In [Mathematical Logic] by Chiswell and Hodges, within the context of natural deduction and the language of propositions LP (basically like here) it is asked to show, by counter-example that a certain 'sequent rule' is 'unacceptable'.
I suppose the proof should follow an example a few pages earlier that shows that the sequent rule $$(p_0 \to p_1 \vdash p_1)$$ is unacceptable due to the following counter-example: let both $p_0$ and $p_1$ mean $(2=3)$. The book argues that indeed if $(2=3)$ then $(2=3)$, so the left side is true, but the right side: $(2=3)$ is false. The conclusion is that we found a counter-examples and the sequent rule is unacceptable.
It is now asked to prove that this sequent rule is unacceptable:
If $$(\Gamma \vdash (\phi \lor \psi))$$ is correct (i.e has a derivation), then at least one of $$(\Gamma \vdash (\phi))$$ and $$(\Gamma \vdash (\psi))$$ is also correct.

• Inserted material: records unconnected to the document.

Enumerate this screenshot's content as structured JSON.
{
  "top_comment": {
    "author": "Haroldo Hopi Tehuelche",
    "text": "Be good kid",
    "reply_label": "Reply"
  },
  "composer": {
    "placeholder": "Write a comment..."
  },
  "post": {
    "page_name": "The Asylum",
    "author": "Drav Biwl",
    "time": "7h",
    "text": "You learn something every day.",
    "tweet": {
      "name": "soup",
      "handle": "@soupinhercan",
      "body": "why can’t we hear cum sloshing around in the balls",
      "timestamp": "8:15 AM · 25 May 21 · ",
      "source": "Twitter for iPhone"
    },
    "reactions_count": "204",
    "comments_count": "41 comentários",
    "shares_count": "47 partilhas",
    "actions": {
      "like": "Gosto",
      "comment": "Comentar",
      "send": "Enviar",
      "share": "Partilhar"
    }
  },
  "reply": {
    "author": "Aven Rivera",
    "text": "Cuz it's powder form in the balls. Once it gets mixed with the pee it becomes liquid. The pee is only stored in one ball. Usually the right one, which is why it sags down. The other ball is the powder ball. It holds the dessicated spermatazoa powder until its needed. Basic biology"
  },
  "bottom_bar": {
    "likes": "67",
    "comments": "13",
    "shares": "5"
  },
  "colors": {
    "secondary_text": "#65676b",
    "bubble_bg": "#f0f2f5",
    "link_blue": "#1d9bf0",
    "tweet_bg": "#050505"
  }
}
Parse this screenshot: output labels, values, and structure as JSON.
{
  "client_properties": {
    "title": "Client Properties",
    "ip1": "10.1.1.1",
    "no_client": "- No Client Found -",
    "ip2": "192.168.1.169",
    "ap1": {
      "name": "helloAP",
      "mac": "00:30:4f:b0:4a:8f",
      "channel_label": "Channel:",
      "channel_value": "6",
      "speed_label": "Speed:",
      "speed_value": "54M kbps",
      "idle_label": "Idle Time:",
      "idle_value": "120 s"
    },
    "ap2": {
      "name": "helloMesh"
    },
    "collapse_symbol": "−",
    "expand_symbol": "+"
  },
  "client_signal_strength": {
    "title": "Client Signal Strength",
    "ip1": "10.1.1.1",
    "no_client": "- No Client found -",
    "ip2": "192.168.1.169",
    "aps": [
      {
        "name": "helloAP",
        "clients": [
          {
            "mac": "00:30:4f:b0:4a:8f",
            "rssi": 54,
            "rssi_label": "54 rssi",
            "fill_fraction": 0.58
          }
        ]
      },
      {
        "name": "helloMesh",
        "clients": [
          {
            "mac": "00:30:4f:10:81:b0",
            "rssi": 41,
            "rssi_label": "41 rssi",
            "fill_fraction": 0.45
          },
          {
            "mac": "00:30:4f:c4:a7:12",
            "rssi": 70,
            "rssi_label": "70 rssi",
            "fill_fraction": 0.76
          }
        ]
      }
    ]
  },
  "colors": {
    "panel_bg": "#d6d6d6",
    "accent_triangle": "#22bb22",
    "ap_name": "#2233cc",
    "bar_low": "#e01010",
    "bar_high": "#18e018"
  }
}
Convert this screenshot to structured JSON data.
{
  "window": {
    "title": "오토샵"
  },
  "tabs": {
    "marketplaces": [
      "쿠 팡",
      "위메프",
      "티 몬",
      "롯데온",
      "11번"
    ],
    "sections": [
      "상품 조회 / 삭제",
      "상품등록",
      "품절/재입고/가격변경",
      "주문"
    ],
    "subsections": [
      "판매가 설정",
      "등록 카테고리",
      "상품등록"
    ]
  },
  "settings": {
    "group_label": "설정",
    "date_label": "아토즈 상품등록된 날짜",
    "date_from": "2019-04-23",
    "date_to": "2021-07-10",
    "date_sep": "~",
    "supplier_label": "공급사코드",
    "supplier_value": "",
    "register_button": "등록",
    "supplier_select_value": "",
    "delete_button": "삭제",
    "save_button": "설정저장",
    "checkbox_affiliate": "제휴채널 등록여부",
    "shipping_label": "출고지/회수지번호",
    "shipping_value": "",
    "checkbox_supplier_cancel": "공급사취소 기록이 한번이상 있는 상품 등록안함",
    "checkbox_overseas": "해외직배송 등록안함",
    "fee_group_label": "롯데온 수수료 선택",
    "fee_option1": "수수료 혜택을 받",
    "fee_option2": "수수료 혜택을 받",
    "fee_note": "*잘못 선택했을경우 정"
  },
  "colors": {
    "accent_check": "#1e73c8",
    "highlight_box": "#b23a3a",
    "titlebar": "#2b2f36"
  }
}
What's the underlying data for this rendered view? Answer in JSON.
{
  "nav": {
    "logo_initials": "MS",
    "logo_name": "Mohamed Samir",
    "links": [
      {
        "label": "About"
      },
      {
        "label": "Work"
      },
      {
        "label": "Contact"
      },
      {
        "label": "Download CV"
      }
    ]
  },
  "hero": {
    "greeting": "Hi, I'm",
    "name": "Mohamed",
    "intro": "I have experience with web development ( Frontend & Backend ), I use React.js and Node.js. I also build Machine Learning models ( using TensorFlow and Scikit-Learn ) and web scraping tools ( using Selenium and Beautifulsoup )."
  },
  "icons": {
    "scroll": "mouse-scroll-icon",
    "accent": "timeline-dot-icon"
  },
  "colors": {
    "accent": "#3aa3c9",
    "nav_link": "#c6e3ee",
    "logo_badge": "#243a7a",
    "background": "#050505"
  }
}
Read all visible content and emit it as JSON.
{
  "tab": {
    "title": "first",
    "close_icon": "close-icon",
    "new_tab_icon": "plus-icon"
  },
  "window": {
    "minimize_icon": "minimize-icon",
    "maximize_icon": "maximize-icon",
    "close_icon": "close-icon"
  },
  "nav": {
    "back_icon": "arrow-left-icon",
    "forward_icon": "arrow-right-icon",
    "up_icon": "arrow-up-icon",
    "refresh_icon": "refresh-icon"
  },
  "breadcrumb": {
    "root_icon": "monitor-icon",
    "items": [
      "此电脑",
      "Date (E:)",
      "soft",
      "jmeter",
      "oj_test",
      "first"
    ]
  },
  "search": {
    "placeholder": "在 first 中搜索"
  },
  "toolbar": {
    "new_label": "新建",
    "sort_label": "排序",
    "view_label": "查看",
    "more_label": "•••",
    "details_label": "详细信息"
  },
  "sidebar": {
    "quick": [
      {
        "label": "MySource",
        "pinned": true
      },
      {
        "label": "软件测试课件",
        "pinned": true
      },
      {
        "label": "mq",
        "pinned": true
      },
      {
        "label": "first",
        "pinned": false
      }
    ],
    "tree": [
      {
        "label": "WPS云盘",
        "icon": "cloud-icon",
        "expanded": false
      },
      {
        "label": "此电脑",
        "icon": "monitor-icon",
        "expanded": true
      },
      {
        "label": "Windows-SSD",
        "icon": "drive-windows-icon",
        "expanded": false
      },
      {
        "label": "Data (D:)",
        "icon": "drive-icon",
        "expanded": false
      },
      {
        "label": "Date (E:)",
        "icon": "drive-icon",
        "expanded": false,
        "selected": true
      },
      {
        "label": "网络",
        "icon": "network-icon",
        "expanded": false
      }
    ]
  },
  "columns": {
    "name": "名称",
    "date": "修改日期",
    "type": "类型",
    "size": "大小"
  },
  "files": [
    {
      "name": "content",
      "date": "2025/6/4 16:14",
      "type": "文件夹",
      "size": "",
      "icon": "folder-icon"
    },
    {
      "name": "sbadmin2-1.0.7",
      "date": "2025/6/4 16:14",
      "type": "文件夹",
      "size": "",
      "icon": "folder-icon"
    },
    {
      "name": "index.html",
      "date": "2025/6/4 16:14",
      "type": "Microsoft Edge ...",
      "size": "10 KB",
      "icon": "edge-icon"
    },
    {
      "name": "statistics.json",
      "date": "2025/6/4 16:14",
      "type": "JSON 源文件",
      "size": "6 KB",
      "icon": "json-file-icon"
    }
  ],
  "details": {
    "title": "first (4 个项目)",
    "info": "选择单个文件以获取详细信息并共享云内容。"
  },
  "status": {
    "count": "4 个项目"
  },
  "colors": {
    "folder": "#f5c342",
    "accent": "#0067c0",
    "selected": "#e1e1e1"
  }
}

The book hints that one should first try to give a counter-example 'for both sequents $(\vdash p_0)$ and $(\vdash \lnot p_0)$'. What could such a $p_0$ be? Does the book mean using as $p_0$ something like 'red is square'? Or some liar kind of sentence 'this sentence is false'? Or some known undecidable statement (which I doubt due to the level of this book)? Or am I totally off and misunderstand something?